• **Task instructions**
Identify and pull out each line of the entries in which "Gaming" occurs.

[Data records for software interfaces]
_____

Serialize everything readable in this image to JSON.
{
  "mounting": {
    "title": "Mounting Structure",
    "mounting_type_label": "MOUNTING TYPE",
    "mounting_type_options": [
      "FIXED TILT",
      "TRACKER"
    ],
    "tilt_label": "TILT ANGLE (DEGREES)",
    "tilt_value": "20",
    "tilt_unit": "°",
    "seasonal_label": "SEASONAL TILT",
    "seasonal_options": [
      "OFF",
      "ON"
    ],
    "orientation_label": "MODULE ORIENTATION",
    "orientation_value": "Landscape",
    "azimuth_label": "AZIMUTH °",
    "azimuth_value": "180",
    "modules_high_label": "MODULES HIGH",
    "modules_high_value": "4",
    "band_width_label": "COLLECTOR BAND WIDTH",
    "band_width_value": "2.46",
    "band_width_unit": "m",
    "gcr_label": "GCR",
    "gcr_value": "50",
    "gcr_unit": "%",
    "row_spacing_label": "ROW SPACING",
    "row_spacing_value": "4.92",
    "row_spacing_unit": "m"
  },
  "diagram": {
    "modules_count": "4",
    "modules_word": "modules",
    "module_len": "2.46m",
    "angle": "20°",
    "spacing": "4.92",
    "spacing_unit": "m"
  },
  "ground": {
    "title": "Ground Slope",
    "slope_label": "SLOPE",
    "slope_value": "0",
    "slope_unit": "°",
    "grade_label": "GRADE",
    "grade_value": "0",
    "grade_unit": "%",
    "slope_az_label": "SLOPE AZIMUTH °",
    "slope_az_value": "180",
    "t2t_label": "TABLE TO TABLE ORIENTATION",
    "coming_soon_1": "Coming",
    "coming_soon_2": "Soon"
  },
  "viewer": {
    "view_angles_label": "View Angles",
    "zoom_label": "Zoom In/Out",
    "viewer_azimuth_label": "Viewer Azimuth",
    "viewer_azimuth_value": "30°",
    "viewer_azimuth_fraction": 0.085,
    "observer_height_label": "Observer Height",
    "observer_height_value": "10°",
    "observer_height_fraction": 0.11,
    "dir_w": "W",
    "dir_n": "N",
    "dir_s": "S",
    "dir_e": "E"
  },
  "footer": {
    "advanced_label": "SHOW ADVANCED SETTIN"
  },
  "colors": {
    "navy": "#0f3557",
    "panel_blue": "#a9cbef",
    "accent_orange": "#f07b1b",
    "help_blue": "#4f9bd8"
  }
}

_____

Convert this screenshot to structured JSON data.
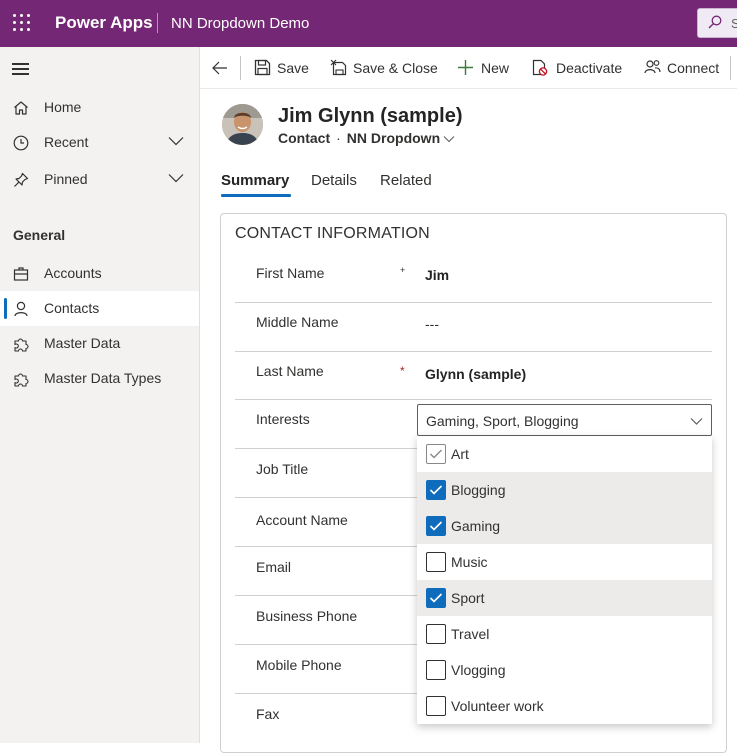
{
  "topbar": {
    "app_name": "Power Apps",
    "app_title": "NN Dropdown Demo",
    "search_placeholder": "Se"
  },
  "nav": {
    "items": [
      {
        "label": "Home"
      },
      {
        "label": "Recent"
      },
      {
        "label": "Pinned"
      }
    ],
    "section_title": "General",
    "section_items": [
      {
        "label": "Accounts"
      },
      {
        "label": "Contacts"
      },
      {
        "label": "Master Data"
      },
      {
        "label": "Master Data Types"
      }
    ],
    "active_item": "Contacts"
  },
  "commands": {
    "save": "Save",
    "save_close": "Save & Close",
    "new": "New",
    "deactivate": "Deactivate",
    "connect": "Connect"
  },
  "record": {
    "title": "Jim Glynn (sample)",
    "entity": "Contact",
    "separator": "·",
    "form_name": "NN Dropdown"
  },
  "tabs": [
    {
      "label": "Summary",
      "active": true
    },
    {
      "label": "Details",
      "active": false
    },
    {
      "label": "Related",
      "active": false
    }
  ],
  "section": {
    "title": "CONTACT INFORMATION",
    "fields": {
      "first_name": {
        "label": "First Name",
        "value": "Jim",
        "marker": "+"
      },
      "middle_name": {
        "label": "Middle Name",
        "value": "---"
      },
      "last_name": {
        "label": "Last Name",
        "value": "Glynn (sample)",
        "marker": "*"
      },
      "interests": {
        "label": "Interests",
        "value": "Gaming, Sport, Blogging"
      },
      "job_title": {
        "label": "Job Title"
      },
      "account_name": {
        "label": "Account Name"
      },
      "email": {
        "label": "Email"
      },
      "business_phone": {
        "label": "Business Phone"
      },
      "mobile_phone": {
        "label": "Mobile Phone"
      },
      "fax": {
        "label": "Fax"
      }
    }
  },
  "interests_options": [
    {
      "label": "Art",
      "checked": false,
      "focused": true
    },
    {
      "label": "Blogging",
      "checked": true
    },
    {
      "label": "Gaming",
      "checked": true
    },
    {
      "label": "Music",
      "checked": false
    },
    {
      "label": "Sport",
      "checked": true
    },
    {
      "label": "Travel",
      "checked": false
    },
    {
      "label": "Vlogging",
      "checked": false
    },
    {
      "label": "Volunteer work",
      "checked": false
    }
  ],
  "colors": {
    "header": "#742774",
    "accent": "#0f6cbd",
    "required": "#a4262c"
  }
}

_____

• **Written solution**
        "value": "Gaming, Sport, Blogging"
      "label": "Gaming",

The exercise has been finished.